__What you are asked to do__: Among the entries below, how many lines hold "true"? Only the number is wanted.

__Input data__:
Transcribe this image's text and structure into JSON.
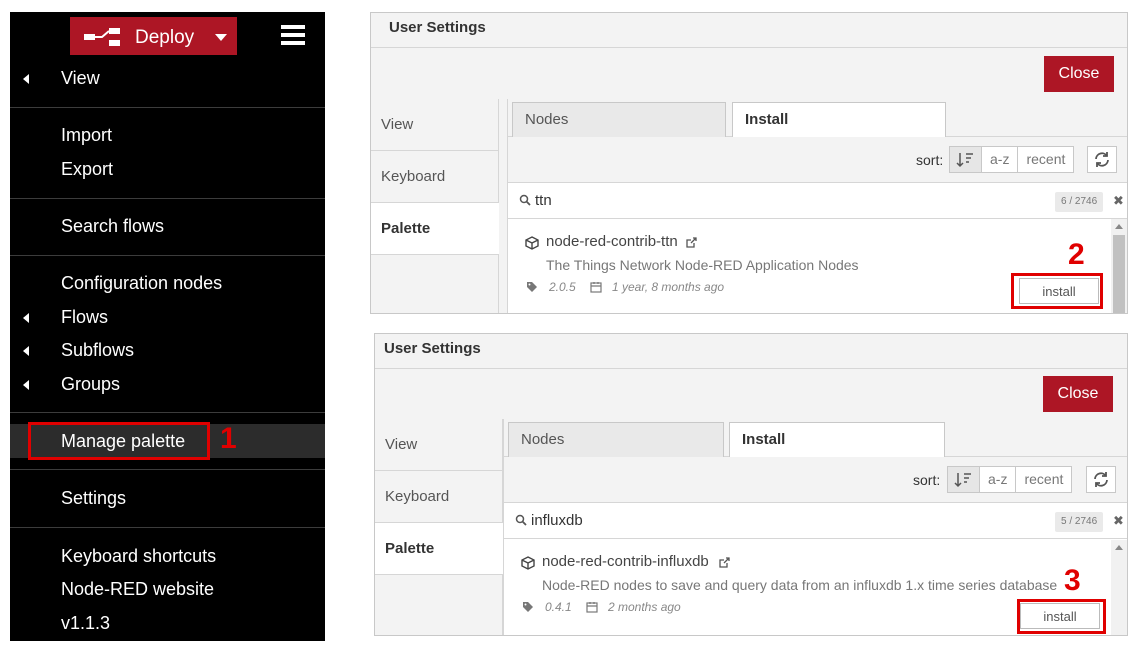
{
  "menu": {
    "deploy_label": "Deploy",
    "items": {
      "view": "View",
      "import": "Import",
      "export": "Export",
      "search_flows": "Search flows",
      "configuration_nodes": "Configuration nodes",
      "flows": "Flows",
      "subflows": "Subflows",
      "groups": "Groups",
      "manage_palette": "Manage palette",
      "settings": "Settings",
      "keyboard_shortcuts": "Keyboard shortcuts",
      "node_red_website": "Node-RED website",
      "version": "v1.1.3"
    }
  },
  "steps": {
    "one": "1",
    "two": "2",
    "three": "3"
  },
  "dialog_top": {
    "title": "User Settings",
    "close_label": "Close",
    "sidebar": [
      "View",
      "Keyboard",
      "Palette"
    ],
    "tabs": [
      "Nodes",
      "Install"
    ],
    "sort_label": "sort:",
    "sort_options": [
      "a-z",
      "recent"
    ],
    "search_value": "ttn",
    "count": "6 / 2746",
    "clear": "✖",
    "package": {
      "name": "node-red-contrib-ttn",
      "description": "The Things Network Node-RED Application Nodes",
      "version": "2.0.5",
      "updated": "1 year, 8 months ago",
      "install_label": "install"
    }
  },
  "dialog_bottom": {
    "title": "User Settings",
    "close_label": "Close",
    "sidebar": [
      "View",
      "Keyboard",
      "Palette"
    ],
    "tabs": [
      "Nodes",
      "Install"
    ],
    "sort_label": "sort:",
    "sort_options": [
      "a-z",
      "recent"
    ],
    "search_value": "influxdb",
    "count": "5 / 2746",
    "clear": "✖",
    "package": {
      "name": "node-red-contrib-influxdb",
      "description": "Node-RED nodes to save and query data from an influxdb 1.x time series database",
      "version": "0.4.1",
      "updated": "2 months ago",
      "install_label": "install"
    }
  },
  "colors": {
    "accent_red": "#ad1625",
    "highlight_red": "#e00000",
    "menu_bg": "#000000",
    "panel_bg": "#f3f3f3"
  },
  "icons": [
    "flow-icon",
    "hamburger-icon",
    "caret-down-icon",
    "chevron-left-icon",
    "search-icon",
    "package-icon",
    "external-link-icon",
    "tag-icon",
    "calendar-icon",
    "sort-icon",
    "refresh-icon",
    "close-icon"
  ]
}
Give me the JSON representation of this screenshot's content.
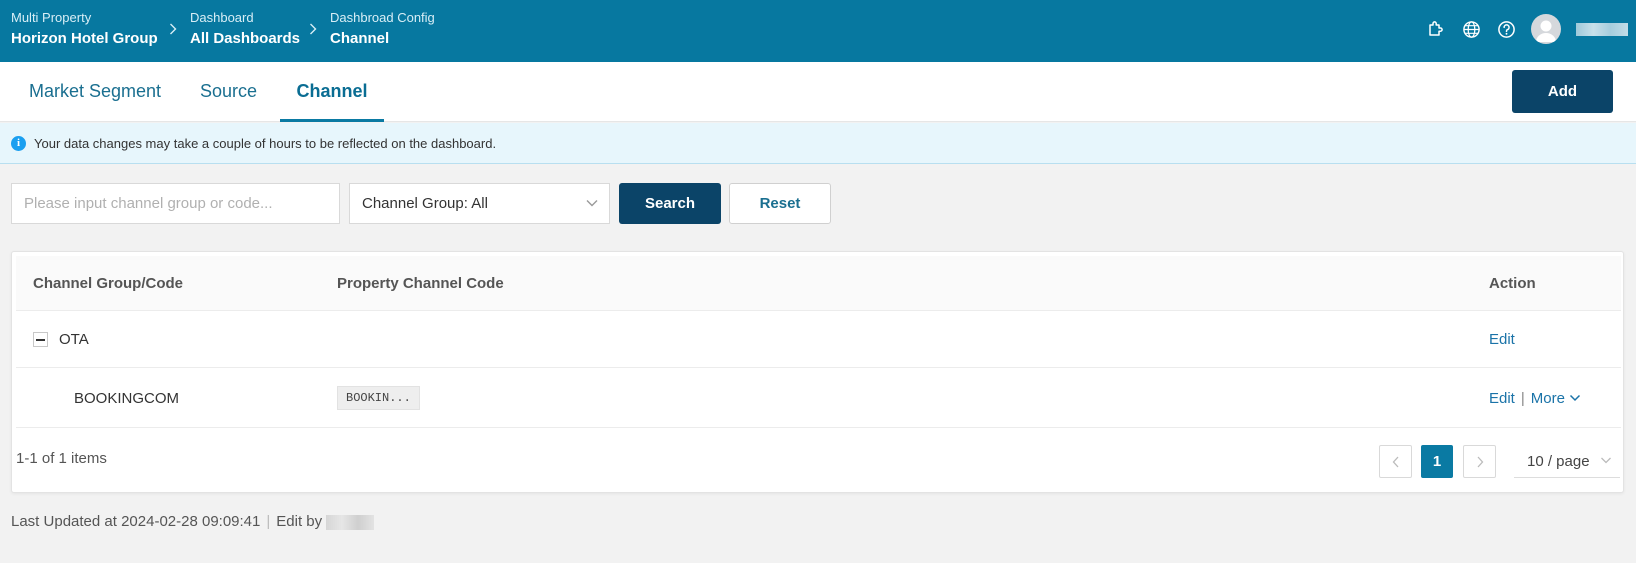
{
  "header": {
    "crumbs": [
      {
        "small": "Multi Property",
        "big": "Horizon Hotel Group"
      },
      {
        "small": "Dashboard",
        "big": "All Dashboards"
      },
      {
        "small": "Dashbroad Config",
        "big": "Channel"
      }
    ],
    "icons": [
      "extension-icon",
      "globe-icon",
      "help-icon",
      "avatar-icon"
    ]
  },
  "tabs": [
    {
      "label": "Market Segment",
      "active": false
    },
    {
      "label": "Source",
      "active": false
    },
    {
      "label": "Channel",
      "active": true
    }
  ],
  "add_label": "Add",
  "banner": {
    "text": "Your data changes may take a couple of hours to be reflected on the dashboard."
  },
  "filters": {
    "search_placeholder": "Please input channel group or code...",
    "channel_group_select": "Channel Group: All",
    "search_label": "Search",
    "reset_label": "Reset"
  },
  "table": {
    "columns": [
      "Channel Group/Code",
      "Property Channel Code",
      "Action"
    ],
    "rows": [
      {
        "group": "OTA",
        "expanded": true,
        "action": "Edit"
      },
      {
        "code": "BOOKINGCOM",
        "property_code": "BOOKIN...",
        "action_edit": "Edit",
        "action_more": "More"
      }
    ]
  },
  "pagination": {
    "info": "1-1 of 1 items",
    "current_page": "1",
    "page_size": "10 / page"
  },
  "footer": {
    "updated": "Last Updated at 2024-02-28 09:09:41",
    "edit_by": "Edit by"
  },
  "colors": {
    "header_bg": "#0778a0",
    "primary_button": "#0b4468",
    "link": "#1a73a8",
    "banner_bg": "#e7f6fc"
  }
}
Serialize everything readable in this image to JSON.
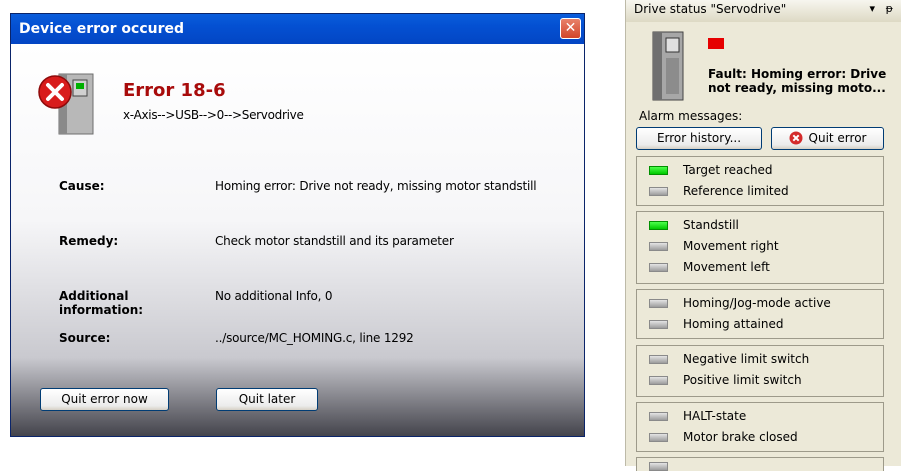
{
  "dialog": {
    "title": "Device error occured",
    "close_symbol": "✕",
    "error_code": "Error 18-6",
    "path": "x-Axis-->USB-->0-->Servodrive",
    "fields": [
      {
        "label": "Cause:",
        "value": "Homing error: Drive not ready, missing motor standstill"
      },
      {
        "label": "Remedy:",
        "value": "Check motor standstill and its parameter"
      },
      {
        "label": "Additional information:",
        "value": "No additional Info, 0"
      },
      {
        "label": "Source:",
        "value": "../source/MC_HOMING.c, line 1292"
      }
    ],
    "quit_now_label": "Quit error now",
    "quit_later_label": "Quit later",
    "icons": {
      "error": "error-x-icon",
      "drive": "servodrive-icon"
    }
  },
  "panel": {
    "title": "Drive status \"Servodrive\"",
    "dropdown_symbol": "▾",
    "pin_symbol": "ᵽ",
    "fault_line1": "Fault: Homing error: Drive",
    "fault_line2": "not ready, missing moto...",
    "alarm_label": "Alarm messages:",
    "error_history_label": "Error history...",
    "quit_error_label": "Quit error",
    "groups": [
      [
        {
          "label": "Target reached",
          "on": true
        },
        {
          "label": "Reference limited",
          "on": false
        }
      ],
      [
        {
          "label": "Standstill",
          "on": true
        },
        {
          "label": "Movement right",
          "on": false
        },
        {
          "label": "Movement left",
          "on": false
        }
      ],
      [
        {
          "label": "Homing/Jog-mode active",
          "on": false
        },
        {
          "label": "Homing attained",
          "on": false
        }
      ],
      [
        {
          "label": "Negative limit switch",
          "on": false
        },
        {
          "label": "Positive limit switch",
          "on": false
        }
      ],
      [
        {
          "label": "HALT-state",
          "on": false
        },
        {
          "label": "Motor brake closed",
          "on": false
        }
      ]
    ],
    "colors": {
      "fault_led": "#e60000",
      "status_on": "#00e000",
      "status_off": "#b4b4b4"
    }
  }
}
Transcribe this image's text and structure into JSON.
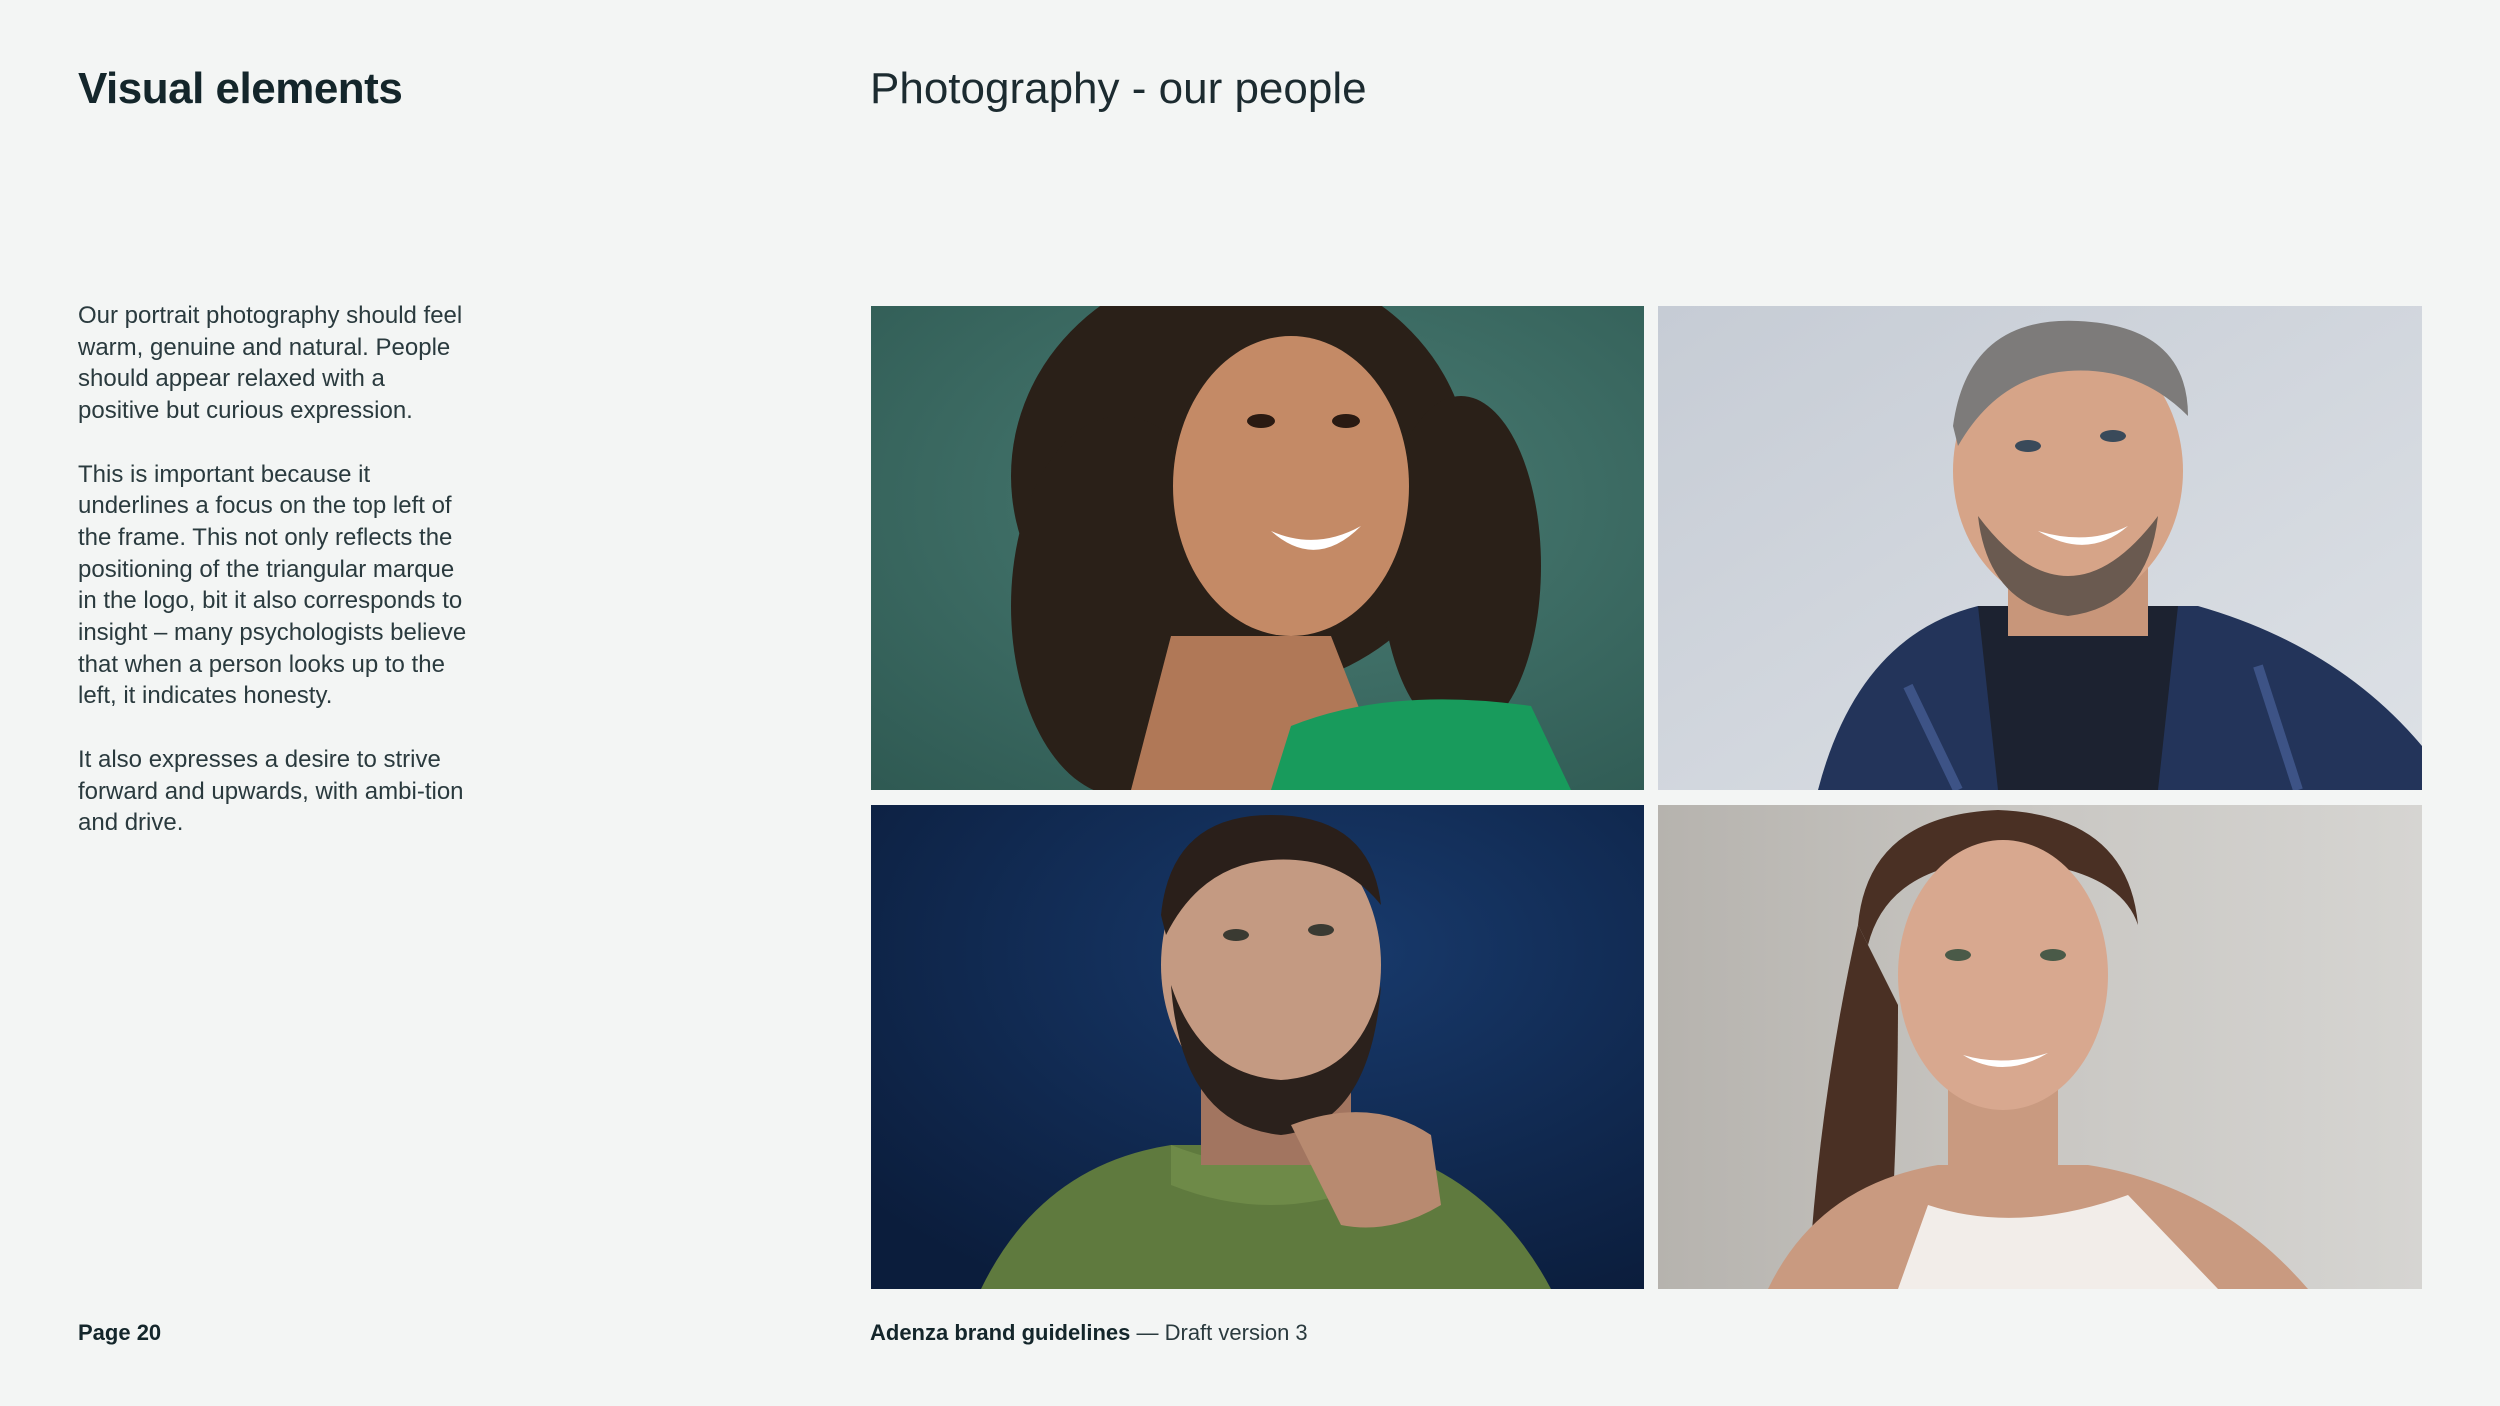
{
  "header": {
    "section_title": "Visual elements",
    "page_title": "Photography - our people"
  },
  "body": {
    "paragraphs": [
      "Our portrait photography should feel warm, genuine and natural. People should appear relaxed with a positive but curious expression.",
      "This is important because it underlines a focus on the top left of the frame. This not only reflects the positioning of the triangular marque in the logo, bit it also corresponds to insight – many psychologists believe that when a person looks up to the left, it indicates honesty.",
      "It also expresses a desire to strive forward and upwards, with ambi-tion and drive."
    ]
  },
  "photos": [
    {
      "subject": "woman-curly-hair-green-top",
      "background": "#3d6e66"
    },
    {
      "subject": "man-grey-hair-plaid-blazer",
      "background": "#c9ced6"
    },
    {
      "subject": "bearded-man-green-sweater",
      "background": "#122a52"
    },
    {
      "subject": "woman-ponytail-white-top",
      "background": "#bfbebb"
    }
  ],
  "footer": {
    "page_number": "Page 20",
    "brand": "Adenza brand guidelines",
    "separator": " — ",
    "version": "Draft version 3"
  },
  "colors": {
    "background": "#f3f5f4",
    "text_dark": "#14262b"
  }
}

__Response area__: 4